Skip to main content

25-09-2011 | Genetics | Article

Maternal cured meat intake may increase brain tumor risk in offspring with gene variant


Free abstract

MedWire News: Children with a genetic inability to detoxify nitroso compounds may be at increased risk for brain tumors if their mothers consumed cured meat during pregnancy, a case-control population study has found.

Study co-author Susan Searles Nielsen (Fred Hutchinson Cancer Research Center, Seattle, Washington, USA) and colleagues say the findings provide a solid mechanistic grounding for previous studies that observed this cured meat effect.

Childhood brain tumors (CBTs) are the second most common pediatric cancer after leukemia. Ionizing radiation is the only conclusively established non-genetic risk factor, but several epidemiologic studies suggest that maternal consumption of cured meats during pregnancy increases risk for CBTs in offspring.

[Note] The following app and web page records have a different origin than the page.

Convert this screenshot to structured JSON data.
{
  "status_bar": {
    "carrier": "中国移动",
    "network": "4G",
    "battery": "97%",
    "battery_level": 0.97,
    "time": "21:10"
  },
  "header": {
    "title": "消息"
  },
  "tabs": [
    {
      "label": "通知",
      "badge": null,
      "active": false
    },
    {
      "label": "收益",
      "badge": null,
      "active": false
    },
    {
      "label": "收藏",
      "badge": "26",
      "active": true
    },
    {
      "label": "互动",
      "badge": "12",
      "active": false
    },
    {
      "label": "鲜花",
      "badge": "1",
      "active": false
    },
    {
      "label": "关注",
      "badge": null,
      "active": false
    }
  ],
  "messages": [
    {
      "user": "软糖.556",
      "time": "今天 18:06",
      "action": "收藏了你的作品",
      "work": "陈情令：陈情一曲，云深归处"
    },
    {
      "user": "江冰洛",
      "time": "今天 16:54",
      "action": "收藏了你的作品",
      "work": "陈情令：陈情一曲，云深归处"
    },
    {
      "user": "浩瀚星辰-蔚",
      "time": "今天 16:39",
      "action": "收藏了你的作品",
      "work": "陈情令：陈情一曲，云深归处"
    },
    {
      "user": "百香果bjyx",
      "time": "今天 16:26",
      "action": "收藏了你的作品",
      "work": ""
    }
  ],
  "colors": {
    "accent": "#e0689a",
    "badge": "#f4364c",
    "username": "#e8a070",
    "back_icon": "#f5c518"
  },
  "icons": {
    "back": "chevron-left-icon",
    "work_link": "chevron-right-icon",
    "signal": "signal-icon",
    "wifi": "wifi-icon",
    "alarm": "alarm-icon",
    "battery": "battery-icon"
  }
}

Although not all studies have observed this association, the potential relationship remains compelling because cured meat is an important source of nitrite that can combine with other components of meat to form N-nitroso compounds, including nitrosoureas.

These are potent neurocarcinogens in non-human primates and other animals, especially when exposure occurs in utero. Detoxification of nitrosoureas relies on a family of enzymes called glutathione S-transferases (GSTs).

Noting that there are several characterized polymorphisms in the genes encoding GSTs, the researchers sought to establish if they might modify any cured meat-CBT association.

They conducted a population-based study of 202 individuals with CBTs and 286 controls where data on maternal prenatal cured meat consumption was available - defined as ham, bacon, hot dogs, sausage, luncheon meat, or "other" cured meats combined.

DNA was extracted from dried blood spots (DBS) from newborn screening archives and genotyping focused on six polymorphisms across several isoforms of GST, some of which are known to result in complete absence of the respective enzyme activity among homozygous carriers while others simply cause reduced activity.

Nielsen et al report that the risk for CBTs increased with increasing cured meat intake by the mother during pregnancy among children homozygous for a null mutation in GSTT1. The odds ratio (OR) for each increase in the frequency of consumption per week as a continuous variable was 1.29.

Similarly, maternal cured meat intake increased the risk for CBT in individuals with a least one copy of the impaired functioning GSTM3 C allele (OR=1.14 for increasing consumption).

By contrast, there was no increased risk observed among those with intact GSTT1 or GSTM3.

"Together, these results suggest that the possible association between cured meat consumption during pregnancy and CBT risk in offspring may be modified by the fetus' ability to metabolize compounds potentially associated with the consumption of cured meats, such as nitrosoureas," Nielsen et al comment.

They add that future studies will benefit from assessment of maternal cured meat intake by trimester of pregnancy, larger sample sizes, and the inclusion of children conceived in a wider range of birth years in order to examine the effect of decreasing levels of nitrite in cured meats over time.

The research is published in the journal Cancer Epidemiology, Biomarkers and Prevention.

By Andrew Czyzewski

Related topics